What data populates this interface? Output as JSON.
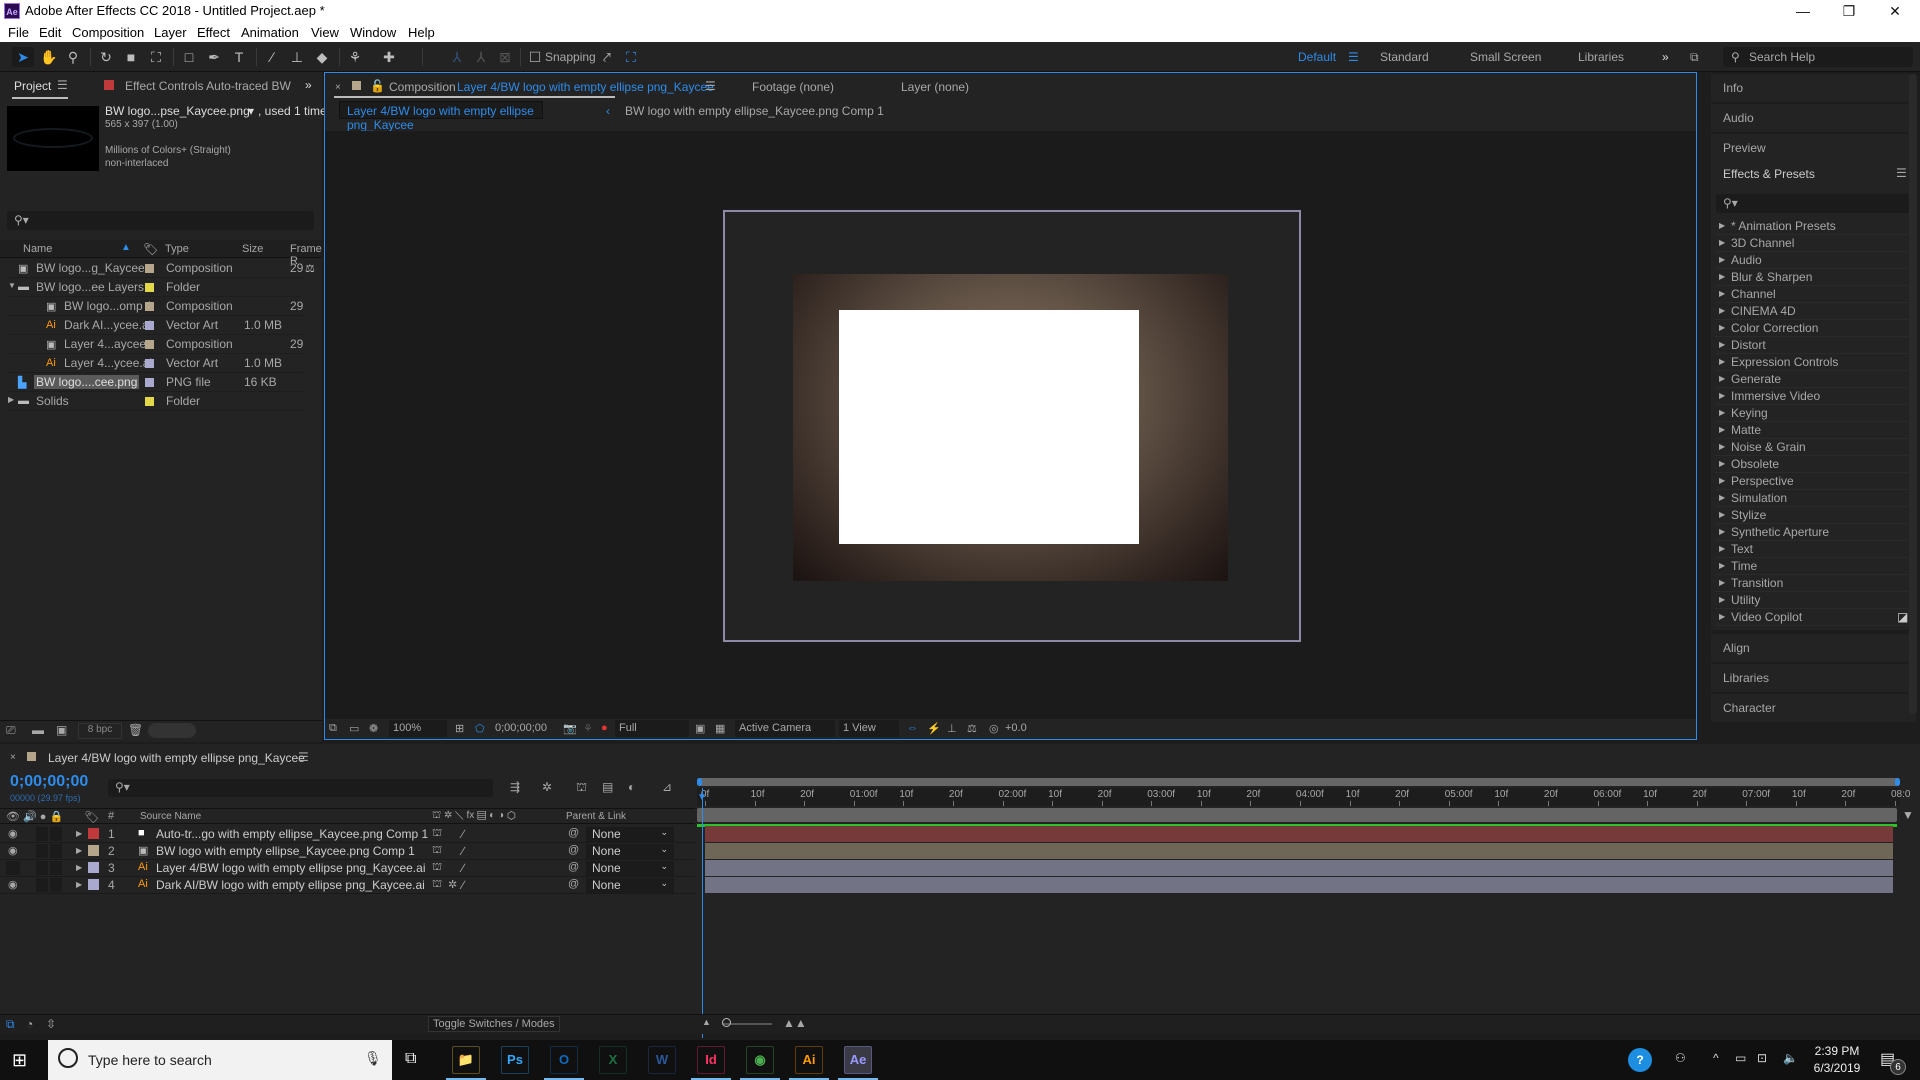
{
  "window": {
    "app_icon": "Ae",
    "title": "Adobe After Effects CC 2018 - Untitled Project.aep *",
    "controls": [
      "minimize-icon",
      "restore-icon",
      "close-icon"
    ]
  },
  "menu": [
    "File",
    "Edit",
    "Composition",
    "Layer",
    "Effect",
    "Animation",
    "View",
    "Window",
    "Help"
  ],
  "toolbar": {
    "snapping_label": "Snapping",
    "workspaces": [
      "Default",
      "Standard",
      "Small Screen",
      "Libraries"
    ],
    "active_workspace": "Default",
    "search_help_placeholder": "Search Help"
  },
  "project": {
    "tab_label": "Project",
    "effect_controls_label": "Effect Controls Auto-traced BW",
    "preview": {
      "name": "BW logo...pse_Kaycee.png",
      "used": ", used 1 time",
      "dims": "565 x 397 (1.00)",
      "colors": "Millions of Colors+ (Straight)",
      "interlace": "non-interlaced"
    },
    "search_placeholder": "",
    "columns": {
      "name": "Name",
      "type": "Type",
      "size": "Size",
      "frame": "Frame R"
    },
    "items": [
      {
        "name": "BW logo...g_Kaycee",
        "type": "Composition",
        "size": "",
        "frame": "29",
        "icon": "composition-icon",
        "label_color": "#b5a58a",
        "indent": 0
      },
      {
        "name": "BW logo...ee Layers",
        "type": "Folder",
        "size": "",
        "frame": "",
        "icon": "folder-icon",
        "label_color": "#e3d84a",
        "indent": 0,
        "expanded": true
      },
      {
        "name": "BW logo...omp 1",
        "type": "Composition",
        "size": "",
        "frame": "29",
        "icon": "composition-icon",
        "label_color": "#b5a58a",
        "indent": 1
      },
      {
        "name": "Dark AI...ycee.ai",
        "type": "Vector Art",
        "size": "1.0 MB",
        "frame": "",
        "icon": "illustrator-file-icon",
        "label_color": "#a9a9cf",
        "indent": 1
      },
      {
        "name": "Layer 4...aycee",
        "type": "Composition",
        "size": "",
        "frame": "29",
        "icon": "composition-icon",
        "label_color": "#b5a58a",
        "indent": 1
      },
      {
        "name": "Layer 4...ycee.ai",
        "type": "Vector Art",
        "size": "1.0 MB",
        "frame": "",
        "icon": "illustrator-file-icon",
        "label_color": "#a9a9cf",
        "indent": 1
      },
      {
        "name": "BW logo....cee.png",
        "type": "PNG file",
        "size": "16 KB",
        "frame": "",
        "icon": "png-file-icon",
        "label_color": "#a9a9cf",
        "indent": 0,
        "selected": true
      },
      {
        "name": "Solids",
        "type": "Folder",
        "size": "",
        "frame": "",
        "icon": "folder-icon",
        "label_color": "#e3d84a",
        "indent": 0,
        "expanded": false
      }
    ],
    "bpc": "8 bpc"
  },
  "viewer": {
    "comp_tab_prefix": "Composition",
    "comp_tab_name": "Layer 4/BW logo with empty ellipse png_Kaycee",
    "footage_tab": "Footage (none)",
    "layer_tab": "Layer (none)",
    "breadcrumb": [
      "Layer 4/BW logo with empty ellipse png_Kaycee",
      "BW logo with empty ellipse_Kaycee.png Comp 1"
    ],
    "footer": {
      "zoom": "100%",
      "timecode": "0;00;00;00",
      "resolution": "Full",
      "camera": "Active Camera",
      "views": "1 View",
      "exposure": "+0.0"
    }
  },
  "right_panels": {
    "collapsed_top": [
      "Info",
      "Audio",
      "Preview"
    ],
    "effects_title": "Effects & Presets",
    "effects": [
      "* Animation Presets",
      "3D Channel",
      "Audio",
      "Blur & Sharpen",
      "Channel",
      "CINEMA 4D",
      "Color Correction",
      "Distort",
      "Expression Controls",
      "Generate",
      "Immersive Video",
      "Keying",
      "Matte",
      "Noise & Grain",
      "Obsolete",
      "Perspective",
      "Simulation",
      "Stylize",
      "Synthetic Aperture",
      "Text",
      "Time",
      "Transition",
      "Utility",
      "Video Copilot"
    ],
    "collapsed_bottom": [
      "Align",
      "Libraries",
      "Character"
    ]
  },
  "timeline": {
    "tab_label": "Layer 4/BW logo with empty ellipse png_Kaycee",
    "timecode": "0;00;00;00",
    "frames": "00000 (29.97 fps)",
    "columns": {
      "num": "#",
      "source": "Source Name",
      "parent": "Parent & Link"
    },
    "layers": [
      {
        "num": "1",
        "name": "Auto-tr...go with empty ellipse_Kaycee.png Comp 1",
        "label_color": "#c0393b",
        "icon": "solid-icon",
        "visible": true,
        "parent": "None",
        "bar_color": "#773a3b"
      },
      {
        "num": "2",
        "name": "BW logo with empty ellipse_Kaycee.png Comp 1",
        "label_color": "#b5a58a",
        "icon": "composition-icon",
        "visible": true,
        "parent": "None",
        "bar_color": "#6e6656"
      },
      {
        "num": "3",
        "name": "Layer 4/BW logo with empty ellipse png_Kaycee.ai",
        "label_color": "#a9a9cf",
        "icon": "illustrator-file-icon",
        "visible": false,
        "parent": "None",
        "bar_color": "#727384"
      },
      {
        "num": "4",
        "name": "Dark AI/BW logo with empty ellipse png_Kaycee.ai",
        "label_color": "#a9a9cf",
        "icon": "illustrator-file-icon",
        "visible": true,
        "parent": "None",
        "bar_color": "#727384"
      }
    ],
    "ruler": [
      "0f",
      "10f",
      "20f",
      "01:00f",
      "10f",
      "20f",
      "02:00f",
      "10f",
      "20f",
      "03:00f",
      "10f",
      "20f",
      "04:00f",
      "10f",
      "20f",
      "05:00f",
      "10f",
      "20f",
      "06:00f",
      "10f",
      "20f",
      "07:00f",
      "10f",
      "20f",
      "08:0"
    ],
    "toggle_label": "Toggle Switches / Modes"
  },
  "taskbar": {
    "search_placeholder": "Type here to search",
    "apps": [
      {
        "name": "file-explorer",
        "label": "📁",
        "color": "#f2c94c"
      },
      {
        "name": "photoshop",
        "label": "Ps",
        "color": "#31a8ff"
      },
      {
        "name": "outlook",
        "label": "O",
        "color": "#0f6cbd"
      },
      {
        "name": "excel",
        "label": "X",
        "color": "#1e7145"
      },
      {
        "name": "word",
        "label": "W",
        "color": "#2b579a"
      },
      {
        "name": "indesign",
        "label": "Id",
        "color": "#ff3366"
      },
      {
        "name": "chrome",
        "label": "◉",
        "color": "#4caf50"
      },
      {
        "name": "illustrator",
        "label": "Ai",
        "color": "#ff9a00"
      },
      {
        "name": "after-effects",
        "label": "Ae",
        "color": "#9999ff"
      }
    ],
    "time": "2:39 PM",
    "date": "6/3/2019",
    "notifications": "6"
  }
}
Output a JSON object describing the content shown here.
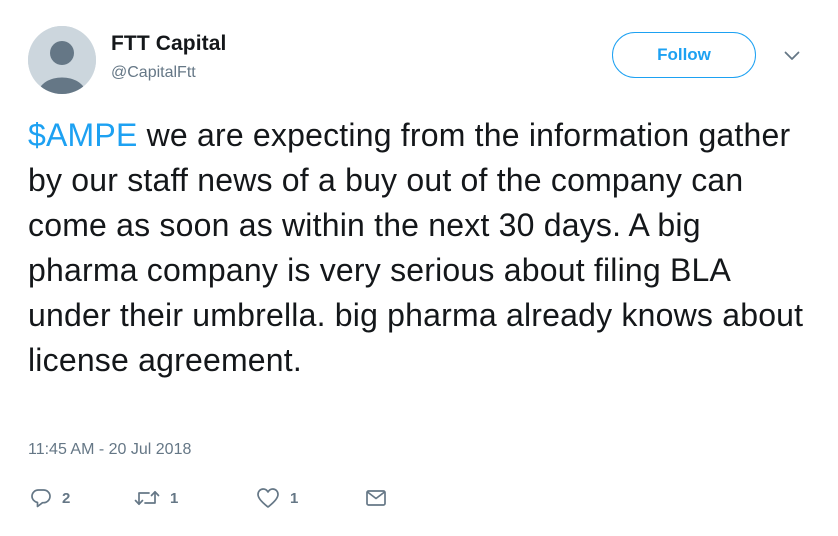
{
  "tweet": {
    "author": {
      "name": "FTT Capital",
      "handle": "@CapitalFtt"
    },
    "follow_label": "Follow",
    "text": {
      "cashtag": "$AMPE",
      "rest": " we are expecting from the information gather by our staff news of a buy out of the company can come as soon as within the next 30 days. A big pharma company is very serious about filing BLA under their umbrella. big pharma already knows about license agreement."
    },
    "timestamp": "11:45 AM - 20 Jul 2018",
    "actions": {
      "reply": {
        "icon": "reply-icon",
        "count": "2"
      },
      "retweet": {
        "icon": "retweet-icon",
        "count": "1"
      },
      "like": {
        "icon": "heart-icon",
        "count": "1"
      },
      "message": {
        "icon": "envelope-icon"
      }
    }
  },
  "colors": {
    "accent": "#1da1f2",
    "text": "#14171a",
    "muted": "#657786",
    "avatar_bg": "#ccd6dd"
  }
}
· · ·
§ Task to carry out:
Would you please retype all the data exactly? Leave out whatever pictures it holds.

§ Task answer:
What data populates this interface? Output as JSON.
{
  "window": {
    "app_icon": "Ae",
    "title": "Adobe After Effects CC 2018 - Untitled Project.aep *",
    "controls": [
      "minimize-icon",
      "restore-icon",
      "close-icon"
    ]
  },
  "menu": [
    "File",
    "Edit",
    "Composition",
    "Layer",
    "Effect",
    "Animation",
    "View",
    "Window",
    "Help"
  ],
  "toolbar": {
    "snapping_label": "Snapping",
    "workspaces": [
      "Default",
      "Standard",
      "Small Screen",
      "Libraries"
    ],
    "active_workspace": "Default",
    "search_help_placeholder": "Search Help"
  },
  "project": {
    "tab_label": "Project",
    "effect_controls_label": "Effect Controls Auto-traced BW",
    "preview": {
      "name": "BW logo...pse_Kaycee.png",
      "used": ", used 1 time",
      "dims": "565 x 397 (1.00)",
      "colors": "Millions of Colors+ (Straight)",
      "interlace": "non-interlaced"
    },
    "search_placeholder": "",
    "columns": {
      "name": "Name",
      "type": "Type",
      "size": "Size",
      "frame": "Frame R"
    },
    "items": [
      {
        "name": "BW logo...g_Kaycee",
        "type": "Composition",
        "size": "",
        "frame": "29",
        "icon": "composition-icon",
        "label_color": "#b5a58a",
        "indent": 0
      },
      {
        "name": "BW logo...ee Layers",
        "type": "Folder",
        "size": "",
        "frame": "",
        "icon": "folder-icon",
        "label_color": "#e3d84a",
        "indent": 0,
        "expanded": true
      },
      {
        "name": "BW logo...omp 1",
        "type": "Composition",
        "size": "",
        "frame": "29",
        "icon": "composition-icon",
        "label_color": "#b5a58a",
        "indent": 1
      },
      {
        "name": "Dark AI...ycee.ai",
        "type": "Vector Art",
        "size": "1.0 MB",
        "frame": "",
        "icon": "illustrator-file-icon",
        "label_color": "#a9a9cf",
        "indent": 1
      },
      {
        "name": "Layer 4...aycee",
        "type": "Composition",
        "size": "",
        "frame": "29",
        "icon": "composition-icon",
        "label_color": "#b5a58a",
        "indent": 1
      },
      {
        "name": "Layer 4...ycee.ai",
        "type": "Vector Art",
        "size": "1.0 MB",
        "frame": "",
        "icon": "illustrator-file-icon",
        "label_color": "#a9a9cf",
        "indent": 1
      },
      {
        "name": "BW logo....cee.png",
        "type": "PNG file",
        "size": "16 KB",
        "frame": "",
        "icon": "png-file-icon",
        "label_color": "#a9a9cf",
        "indent": 0,
        "selected": true
      },
      {
        "name": "Solids",
        "type": "Folder",
        "size": "",
        "frame": "",
        "icon": "folder-icon",
        "label_color": "#e3d84a",
        "indent": 0,
        "expanded": false
      }
    ],
    "bpc": "8 bpc"
  },
  "viewer": {
    "comp_tab_prefix": "Composition",
    "comp_tab_name": "Layer 4/BW logo with empty ellipse png_Kaycee",
    "footage_tab": "Footage (none)",
    "layer_tab": "Layer (none)",
    "breadcrumb": [
      "Layer 4/BW logo with empty ellipse png_Kaycee",
      "BW logo with empty ellipse_Kaycee.png Comp 1"
    ],
    "footer": {
      "zoom": "100%",
      "timecode": "0;00;00;00",
      "resolution": "Full",
      "camera": "Active Camera",
      "views": "1 View",
      "exposure": "+0.0"
    }
  },
  "right_panels": {
    "collapsed_top": [
      "Info",
      "Audio",
      "Preview"
    ],
    "effects_title": "Effects & Presets",
    "effects": [
      "* Animation Presets",
      "3D Channel",
      "Audio",
      "Blur & Sharpen",
      "Channel",
      "CINEMA 4D",
      "Color Correction",
      "Distort",
      "Expression Controls",
      "Generate",
      "Immersive Video",
      "Keying",
      "Matte",
      "Noise & Grain",
      "Obsolete",
      "Perspective",
      "Simulation",
      "Stylize",
      "Synthetic Aperture",
      "Text",
      "Time",
      "Transition",
      "Utility",
      "Video Copilot"
    ],
    "collapsed_bottom": [
      "Align",
      "Libraries",
      "Character"
    ]
  },
  "timeline": {
    "tab_label": "Layer 4/BW logo with empty ellipse png_Kaycee",
    "timecode": "0;00;00;00",
    "frames": "00000 (29.97 fps)",
    "columns": {
      "num": "#",
      "source": "Source Name",
      "parent": "Parent & Link"
    },
    "layers": [
      {
        "num": "1",
        "name": "Auto-tr...go with empty ellipse_Kaycee.png Comp 1",
        "label_color": "#c0393b",
        "icon": "solid-icon",
        "visible": true,
        "parent": "None",
        "bar_color": "#773a3b"
      },
      {
        "num": "2",
        "name": "BW logo with empty ellipse_Kaycee.png Comp 1",
        "label_color": "#b5a58a",
        "icon": "composition-icon",
        "visible": true,
        "parent": "None",
        "bar_color": "#6e6656"
      },
      {
        "num": "3",
        "name": "Layer 4/BW logo with empty ellipse png_Kaycee.ai",
        "label_color": "#a9a9cf",
        "icon": "illustrator-file-icon",
        "visible": false,
        "parent": "None",
        "bar_color": "#727384"
      },
      {
        "num": "4",
        "name": "Dark AI/BW logo with empty ellipse png_Kaycee.ai",
        "label_color": "#a9a9cf",
        "icon": "illustrator-file-icon",
        "visible": true,
        "parent": "None",
        "bar_color": "#727384"
      }
    ],
    "ruler": [
      "0f",
      "10f",
      "20f",
      "01:00f",
      "10f",
      "20f",
      "02:00f",
      "10f",
      "20f",
      "03:00f",
      "10f",
      "20f",
      "04:00f",
      "10f",
      "20f",
      "05:00f",
      "10f",
      "20f",
      "06:00f",
      "10f",
      "20f",
      "07:00f",
      "10f",
      "20f",
      "08:0"
    ],
    "toggle_label": "Toggle Switches / Modes"
  },
  "taskbar": {
    "search_placeholder": "Type here to search",
    "apps": [
      {
        "name": "file-explorer",
        "label": "📁",
        "color": "#f2c94c"
      },
      {
        "name": "photoshop",
        "label": "Ps",
        "color": "#31a8ff"
      },
      {
        "name": "outlook",
        "label": "O",
        "color": "#0f6cbd"
      },
      {
        "name": "excel",
        "label": "X",
        "color": "#1e7145"
      },
      {
        "name": "word",
        "label": "W",
        "color": "#2b579a"
      },
      {
        "name": "indesign",
        "label": "Id",
        "color": "#ff3366"
      },
      {
        "name": "chrome",
        "label": "◉",
        "color": "#4caf50"
      },
      {
        "name": "illustrator",
        "label": "Ai",
        "color": "#ff9a00"
      },
      {
        "name": "after-effects",
        "label": "Ae",
        "color": "#9999ff"
      }
    ],
    "time": "2:39 PM",
    "date": "6/3/2019",
    "notifications": "6"
  }
}
Output a JSON object describing the content shown here.
{
  "tweet": {
    "author": {
      "name": "FTT Capital",
      "handle": "@CapitalFtt"
    },
    "follow_label": "Follow",
    "text": {
      "cashtag": "$AMPE",
      "rest": " we are expecting from the information gather by our staff news of a buy out of the company can come as soon as within the next 30 days. A big pharma company is very serious about filing BLA under their umbrella. big pharma already knows about license agreement."
    },
    "timestamp": "11:45 AM - 20 Jul 2018",
    "actions": {
      "reply": {
        "icon": "reply-icon",
        "count": "2"
      },
      "retweet": {
        "icon": "retweet-icon",
        "count": "1"
      },
      "like": {
        "icon": "heart-icon",
        "count": "1"
      },
      "message": {
        "icon": "envelope-icon"
      }
    }
  },
  "colors": {
    "accent": "#1da1f2",
    "text": "#14171a",
    "muted": "#657786",
    "avatar_bg": "#ccd6dd"
  }
}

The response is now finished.